The Ways and Means Oversight Subcommittee, chaired by Rep. Peter Roskam (R-IL), today held a hearing with Internal Revenue Service Commissioner John Koskinen to review the tax filing season and examine ways to better serve taxpayers and prevent fraud.
Members on both sides of the aisle acknowledged the steps the IRS has taken to safeguard taxpayer information but agreed the agency must do more to protect taxpayers from rampant tax-related identity theft and cybersecurity attacks.
As Chairman Roskam said:
“Fraud related to identity theft is growing at an alarming rate – it’s a serious crime that hurts millions of Americans and costs the government billions of dollars.
“In 2012, the Treasury Inspector General for Tax Administration, or TIGTA, reported the IRS could pay out $21 billion in fraudulent refunds over five years … While the IRS has taken some steps to prevent and detect identity theft, the agency is not keeping up with the criminals.”
Two nonpartisan government watchdogs – the Government Accountability Office (GAO) and the Treasury Inspector General for Tax Administration (TIGTA) – have repeatedly expressed concerns that the IRS’s efforts to prevent fraud are insufficient. At the hearing, witnesses from GAO and TIGTA highlighted the agency’s failure to effectively implement many of their recommendations to better protect Americans during tax season – including fixing the authentication system to prevent fraudsters from accessing taxpayer information.
Members also expressed concern that because of cybersecurity hacks, such as the Get Transcript hack, criminals now frequently have access to all of the taxpayer’s information. This means they can file fraudulent returns that are completely identical to the legitimate return. To combat this, the IRS needs to step up its data analytics and work with other stakeholders to share information more effectively.
When Rep. Pat Meehan (R-PA) asked about how to improve the authentication system, members and witnesses agreed the IRS faces many challenges. Commissioner Koskinen admitted part of the problem is that the agency runs “the world’s most complicated tax system.” Rep. Jim Renacci (R-OH), who personally experienced tax-related identify theft, responded, “the real answer is we have to simplify the tax code.”
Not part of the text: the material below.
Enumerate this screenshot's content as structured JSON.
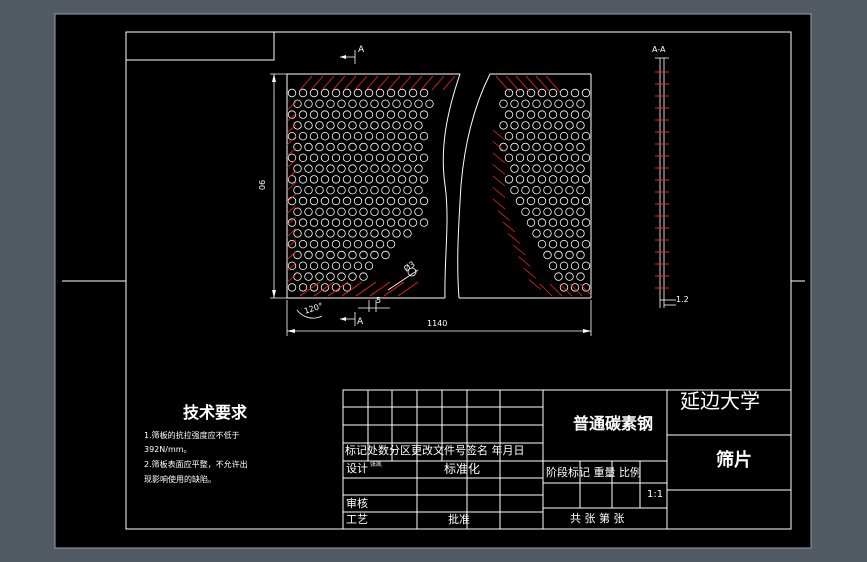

As House Republicans work toward a fairer, flatter, simpler tax code, the Ways and Means Oversight Subcommittee will continue to make the IRS accountable to the American people through commonsense legislative solutions and ongoing oversight of the agency.
As Chairman Roskman concluded:
“It’s clear the IRS’s existing efforts to address identity theft and cybersecurity attacks are not enough …The troubled agency’s failure to improve its information security puts all of us at risk. We need to hold the IRS accountable for protecting taxpayer information and strengthening security. That starts right here, right now.”
For more information about today’s hearing, click here.